Check out my sketchbook! Socially acceptable opportunity to yell at a teenage girl!
Honestly MrHuffer I understand where you're coming from and there's some truth in your arguments of course. The problem is though that you didn't even tell the OP to go work on their basics; all you said was to not sign anything until they have years of experience, which is so damn vague to a beginner. In other words, your initial post just wasn't helpful. At all.
Just wanted to throw in my two cents, I think everyone's pretty much said what I was going to say about the painting itself.
Even though the eyes are parallel to each other the right cheek bone is further down his face and so are the bags underneath his right eye. Unless he has a crazy smirk then you should ignore what I just said. I'm not very good with ears myself but I always remember someone, somewhere saying that "The tip of the ears line up with the eyebrows". Also your ears look pretty small.

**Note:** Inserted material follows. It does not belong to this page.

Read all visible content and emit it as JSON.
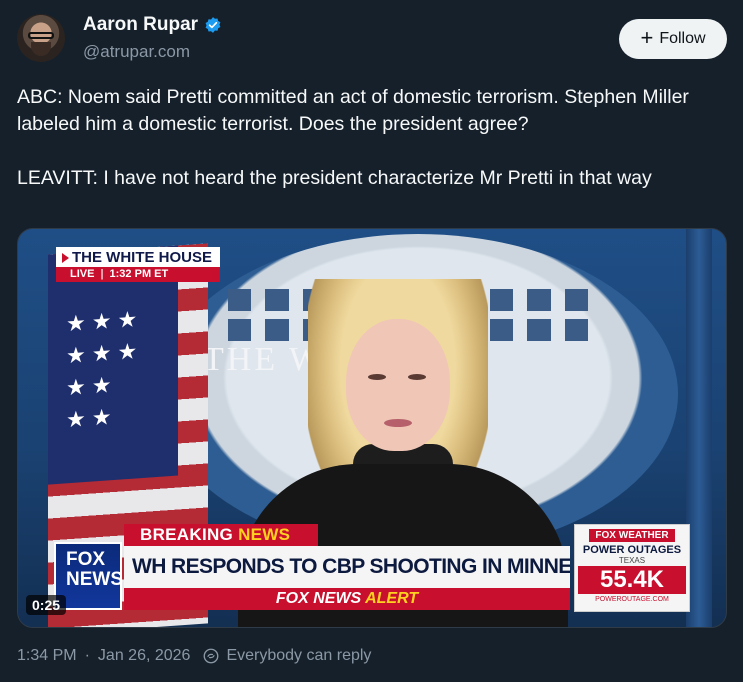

Maybe this might help, maybe it wont but one tip I could throw at you is to start painting the whole face at once. Start by adding your mid tones, your shadows and highlights over the entire face instead of just painting small sections at a time. It helps with traditional painting as well.Sometimes it can be extremely difficult to reproduce the same color with identical tint/shade repeatedly for each sectioned area of the face or body. Especially if the piece takes quite some time to produce.
As far as the signature goes you are more than welcome to sign each and every piece you present to the public. However the signature is suppose to be the last thing you do to your art. Although it is pretty popular to sign a wet painting instead of waiting for it to dry because it feels more involved and inside of the painting. After the touch ups, recolors and erased lines. Unless you produce a digital illustration or some sort of graphic piece you should always sign in the medium you were working with. If it is a graphic or what have you then use a lead pencil over the printed or pressed work of art. I will add a few signature tips and links at the end of this post.
Its fairly obvious you have spent quite a bit of time and effort into your painting so far and it shows very well! The teeth are very detailed, great work. I can't wait to see the finished piece.
An artists signature is rather important and I wish more artists signed there pieces. Your artistic ability and reputation have absolutely no effect on whether you should sign your art or not. Its more about where, how and when. Keep it consistant throughout your artwork, keep it legible and keep it off WIP's. Thats about it. You can read more into it by just googling artists signatures if you like.
As far as your signature goes it is somewhat illegible and the strike through is a no-no in signature and ornamental handwriting.
This website offers some free tutorials and books on handwriting, but it can be a bit confusing to figure out where to go.
Here is spencerian script which is a good foundation before entering ornamental. It is not necessary you learn how to write in script to produce a nice signature. Learn the letters of your name as well as the ornamental Capitals of your name.
In this page there is ornamental practices which range from simple strokes to bird flourishes. You may need to just browse around and read a bit in order to find out how to properly produce the signature.
Below are examples of Spencerian script and a Signature Which uses the First and last Initials followed by a last name. You can mix this up however and use your middle last, first middle etc etc etc initials for your name. Only the lines they very in size because in the examples and in the tutorials you are expected to use a Fine to medium flexible nib. Flexible nibs can be found that are to be used with an oblique pen holder or just a straight penholder. Finding a flexible nib on a fountain pen that doesnt break bank is actually quite difficult as usually only vintage (old ass and expensive) pens still have. The only expection to this is the noodlers flex nib pen. No affiliation or trying to sell products just trying to give as much info as I can. You can also just practice the strokes and go back over them and expand the width of the lines on your own.